Drag Show Stuns and Amazes
On Friday, April 26, students were nearly falling out of their seats in the RISD Auditorium to get the best views of the jaw-dropping theatrics at the legendary Brown/RISD Drag Show.
On Friday, April 26, students were nearly falling out of their seats in the RISD Auditorium to get the best views of the jaw-dropping theatrics at the legendary Brown/RISD Drag Show. High-energy techno music reverberated throughout the venue as cross-dressing kings and queens sauntered on stage to strut, stomp – and even do full-fledged splits – in hopes of winning over the adoring audience and acing the annual pageant.
“The drag show is really popular because it’s a much-deserved break from studio – even if only for a few hours,” says Ali Blake 14 TX, co-chair of RISD’s Queer Student Alliance and one of the organizers. “But people also look forward to the show every year because it’s a huge celebration. Students from RISD and Brown come together to enjoy a night of fun and fabulous.”
To get into character, some performers wore bejeweled stilettos; others donned pleather corsets and riding gear. One especially talented dancer wearing tie-dyed pants, towering wedges and a white face net appeared to be a cross between Bjork and a beekeeper, busy popping and locking.
“Every year students invest a lot of time in developing the look associated with their alter ego,” explains The Artist Formerly Known as Odyoncé, a RISD alum who won the pageant last year. “There’s stiff competition.”
But appearance is only part of what it takes to win. Each year the lovely participants are graded on a variety of factors including choreography, stage presence, props and “ability to werq.”
“The show is really different than anything else you might see at a bar on Saturday night,” notes William McLeod, one of the judges. “It's not just about falsetto singing or how you look. Great acts tell a story through live entertainment.”
Judges were especially blown away by a Brown student with a knack for high-kicks: B’Diva, who ultimately won the competition by showcasing a wide array of athletic dance moves choreographed to Dreamgirls by Beyoncé Knowles. “A queen is up in here!” shouted one of the show’s judges, Brandon Marshall, who teaches epidemiology at Brown. “You've shown that a true diva is more than the face and the make-up. It's about the performance.”
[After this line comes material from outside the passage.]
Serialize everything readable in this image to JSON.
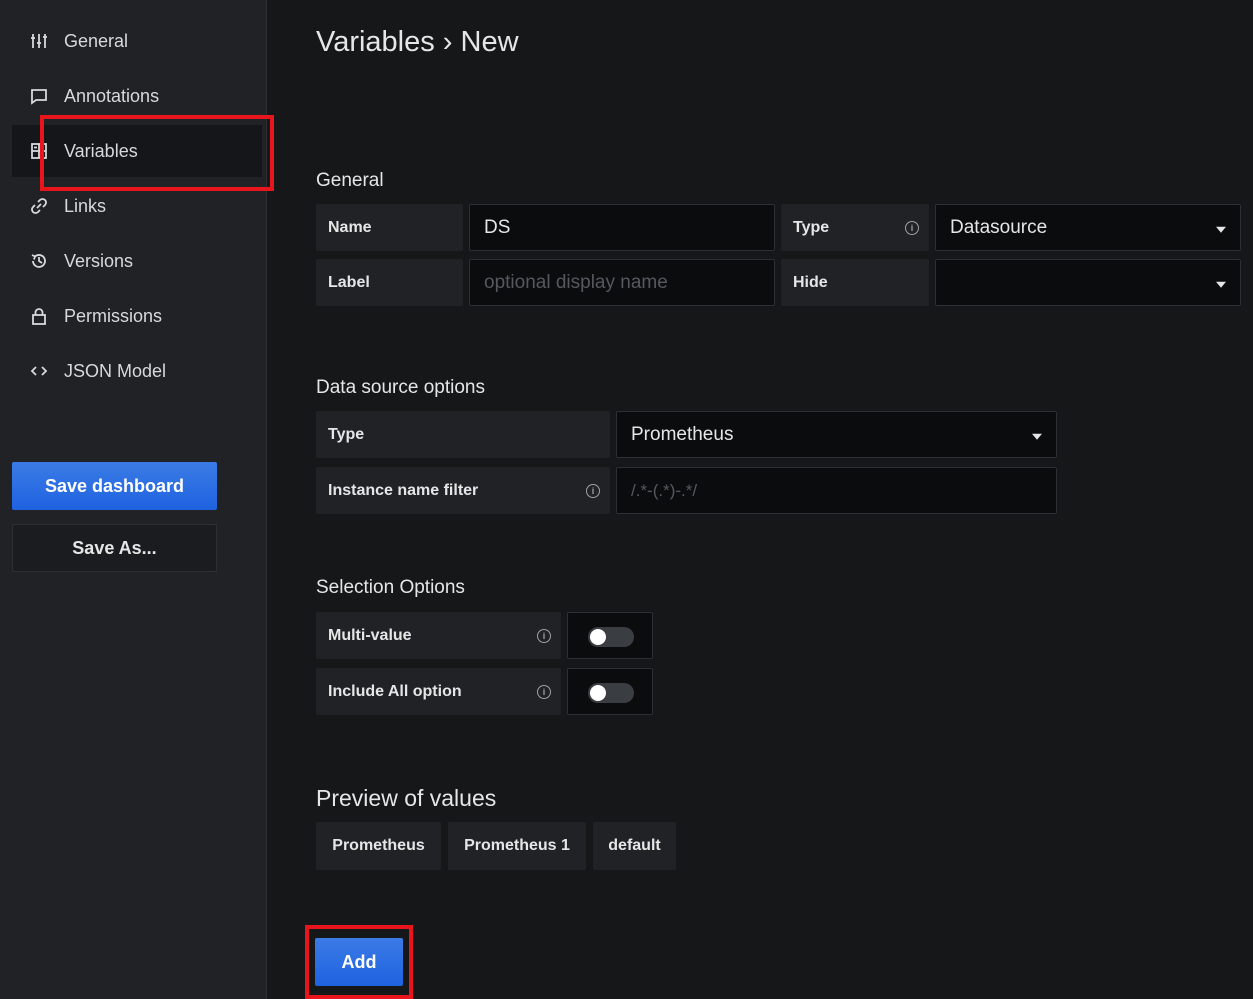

The audience was also wowed by the dance routine of a platinum blond who resembled one of Broadway’s most beloved drag queens: Hedwig of Hedwig and the Angry Inch. Wearing a red dress, the entertainer leveled the audience while lip-syncing to pop songs by Britney Spears and Taylor Swift. “You made good use of the space and your dance moves are perfection,” McLeod told the performer.
In addition to providing a rollicking good time for the audience, the event supports a good cause. According to Blake, close to $1,200 in donations collected at the door was given to Youth Pride Inc., a nonprofit that supports the social, emotional and educational needs of lesbian, gay, bisexual, transgender, queer and questioning (LGBTQQ) youth.
“Many of us who are members of the Queer Student Alliance experienced high school as LGBTQ students and allies, and relied on groups that provided the support of our identities in ways similar to Youth Pride, Inc.,” explains Blake. “We wish to show our solidarity with LGBTQ high school youth by providing support for their critical programming. And we got to do that through the art of drag.”